# [Your task]
Would you return the listing that follows exactly, leaving its pictures behind?
_ _ _ _ _
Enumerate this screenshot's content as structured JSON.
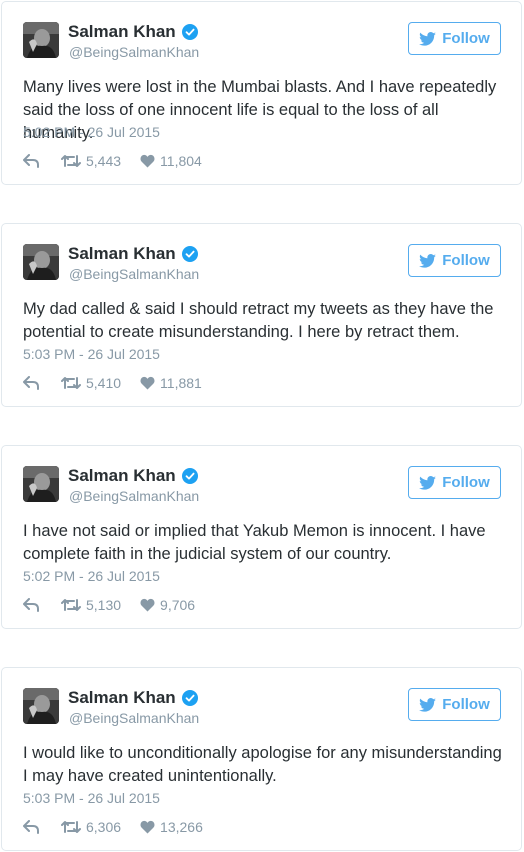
{
  "tweets": [
    {
      "name": "Salman Khan",
      "handle": "@BeingSalmanKhan",
      "follow_label": "Follow",
      "text": "Many lives were lost in the Mumbai blasts. And I have repeatedly said the loss of one innocent life is equal to the loss of all humanity.",
      "timestamp": "5:02 PM - 26 Jul 2015",
      "retweets": "5,443",
      "likes": "11,804"
    },
    {
      "name": "Salman Khan",
      "handle": "@BeingSalmanKhan",
      "follow_label": "Follow",
      "text": "My dad called & said I should retract my tweets as they have the potential to create misunderstanding. I here by retract them.",
      "timestamp": "5:03 PM - 26 Jul 2015",
      "retweets": "5,410",
      "likes": "11,881"
    },
    {
      "name": "Salman Khan",
      "handle": "@BeingSalmanKhan",
      "follow_label": "Follow",
      "text": "I have not said or implied that Yakub Memon is innocent. I have complete faith in the judicial system of our country.",
      "timestamp": "5:02 PM - 26 Jul 2015",
      "retweets": "5,130",
      "likes": "9,706"
    },
    {
      "name": "Salman Khan",
      "handle": "@BeingSalmanKhan",
      "follow_label": "Follow",
      "text": "I would like to unconditionally apologise for any misunderstanding I may have created unintentionally.",
      "timestamp": "5:03 PM - 26 Jul 2015",
      "retweets": "6,306",
      "likes": "13,266"
    }
  ],
  "colors": {
    "accent": "#55acee",
    "muted": "#8899a6",
    "text": "#292f33",
    "border": "#e1e8ed",
    "verified": "#1da1f2"
  },
  "icons": {
    "verified": "verified-badge-icon",
    "bird": "twitter-bird-icon",
    "reply": "reply-icon",
    "retweet": "retweet-icon",
    "like": "heart-icon",
    "avatar": "avatar-photo"
  }
}
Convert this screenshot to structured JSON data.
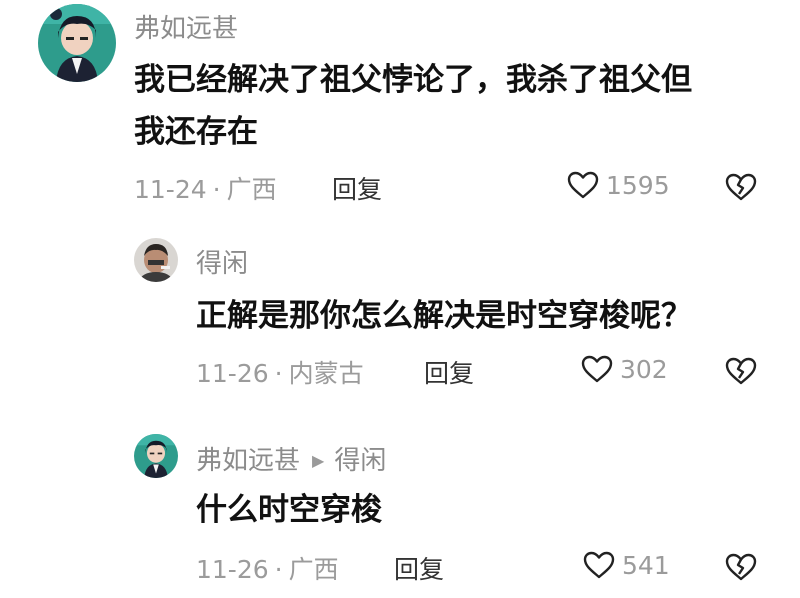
{
  "comments": [
    {
      "username": "弗如远甚",
      "content_line1": "我已经解决了祖父悖论了，我杀了祖父但",
      "content_line2": "我还存在",
      "date": "11-24",
      "location": "广西",
      "reply_label": "回复",
      "likes": "1595"
    },
    {
      "username": "得闲",
      "content_line1": "正解是那你怎么解决是时空穿梭呢？",
      "date": "11-26",
      "location": "内蒙古",
      "reply_label": "回复",
      "likes": "302"
    },
    {
      "username": "弗如远甚",
      "reply_to": "得闲",
      "content_line1": "什么时空穿梭",
      "date": "11-26",
      "location": "广西",
      "reply_label": "回复",
      "likes": "541"
    }
  ],
  "separator": "·",
  "icons": {
    "like": "heart-outline-icon",
    "dislike": "broken-heart-icon",
    "reply_arrow": "play-triangle-icon"
  },
  "colors": {
    "text_primary": "#111111",
    "text_secondary": "#9b9b9b",
    "avatar_bg": "#2e9c8c"
  }
}
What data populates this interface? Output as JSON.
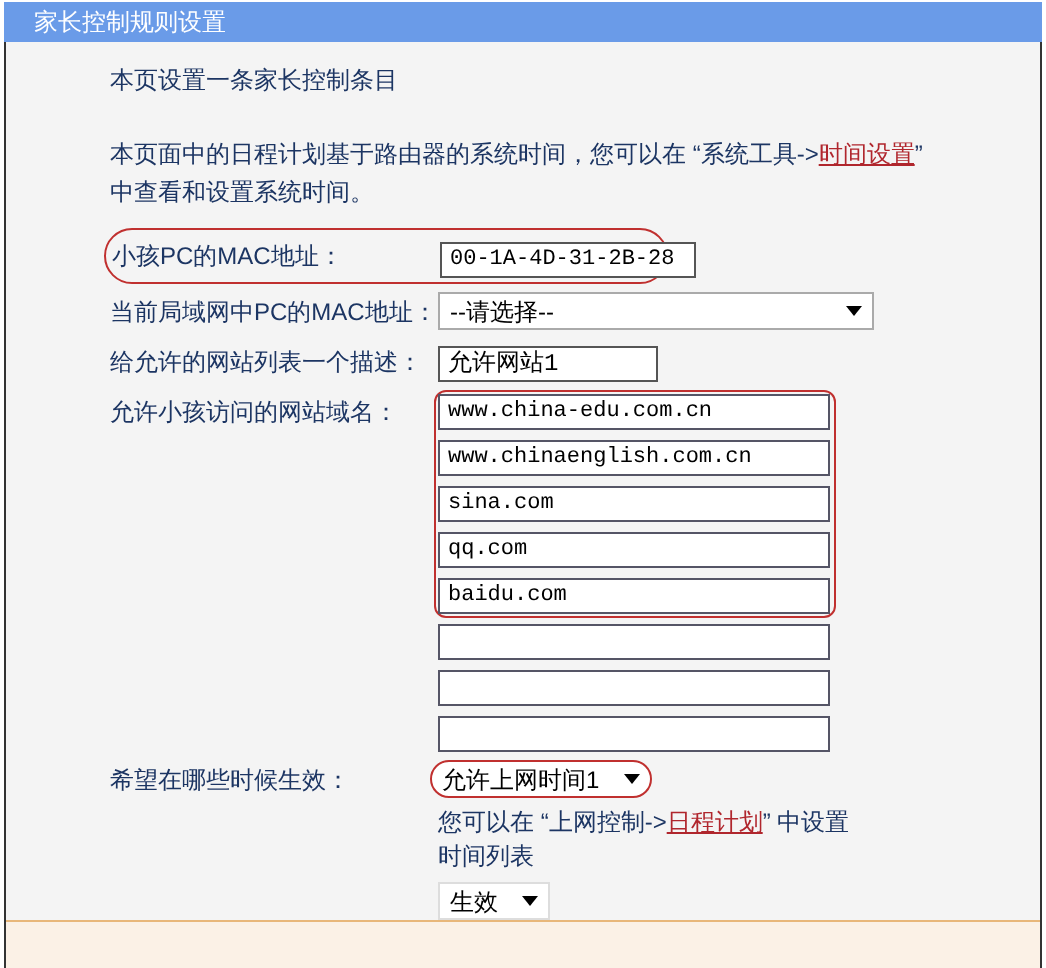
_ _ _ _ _
# [Written response]
Enumerate this screenshot's content as structured JSON.
{
  "tweets": [
    {
      "name": "Salman Khan",
      "handle": "@BeingSalmanKhan",
      "follow_label": "Follow",
      "text": "Many lives were lost in the Mumbai blasts. And I have repeatedly said the loss of one innocent life is equal to the loss of all humanity.",
      "timestamp": "5:02 PM - 26 Jul 2015",
      "retweets": "5,443",
      "likes": "11,804"
    },
    {
      "name": "Salman Khan",
      "handle": "@BeingSalmanKhan",
      "follow_label": "Follow",
      "text": "My dad called & said I should retract my tweets as they have the potential to create misunderstanding. I here by retract them.",
      "timestamp": "5:03 PM - 26 Jul 2015",
      "retweets": "5,410",
      "likes": "11,881"
    },
    {
      "name": "Salman Khan",
      "handle": "@BeingSalmanKhan",
      "follow_label": "Follow",
      "text": "I have not said or implied that Yakub Memon is innocent. I have complete faith in the judicial system of our country.",
      "timestamp": "5:02 PM - 26 Jul 2015",
      "retweets": "5,130",
      "likes": "9,706"
    },
    {
      "name": "Salman Khan",
      "handle": "@BeingSalmanKhan",
      "follow_label": "Follow",
      "text": "I would like to unconditionally apologise for any misunderstanding I may have created unintentionally.",
      "timestamp": "5:03 PM - 26 Jul 2015",
      "retweets": "6,306",
      "likes": "13,266"
    }
  ],
  "colors": {
    "accent": "#55acee",
    "muted": "#8899a6",
    "text": "#292f33",
    "border": "#e1e8ed",
    "verified": "#1da1f2"
  },
  "icons": {
    "verified": "verified-badge-icon",
    "bird": "twitter-bird-icon",
    "reply": "reply-icon",
    "retweet": "retweet-icon",
    "like": "heart-icon",
    "avatar": "avatar-photo"
  }
}
Convert this screenshot to structured JSON data.
{
  "comments": [
    {
      "username": "弗如远甚",
      "content_line1": "我已经解决了祖父悖论了，我杀了祖父但",
      "content_line2": "我还存在",
      "date": "11-24",
      "location": "广西",
      "reply_label": "回复",
      "likes": "1595"
    },
    {
      "username": "得闲",
      "content_line1": "正解是那你怎么解决是时空穿梭呢？",
      "date": "11-26",
      "location": "内蒙古",
      "reply_label": "回复",
      "likes": "302"
    },
    {
      "username": "弗如远甚",
      "reply_to": "得闲",
      "content_line1": "什么时空穿梭",
      "date": "11-26",
      "location": "广西",
      "reply_label": "回复",
      "likes": "541"
    }
  ],
  "separator": "·",
  "icons": {
    "like": "heart-outline-icon",
    "dislike": "broken-heart-icon",
    "reply_arrow": "play-triangle-icon"
  },
  "colors": {
    "text_primary": "#111111",
    "text_secondary": "#9b9b9b",
    "avatar_bg": "#2e9c8c"
  }
}
What data populates this interface? Output as JSON.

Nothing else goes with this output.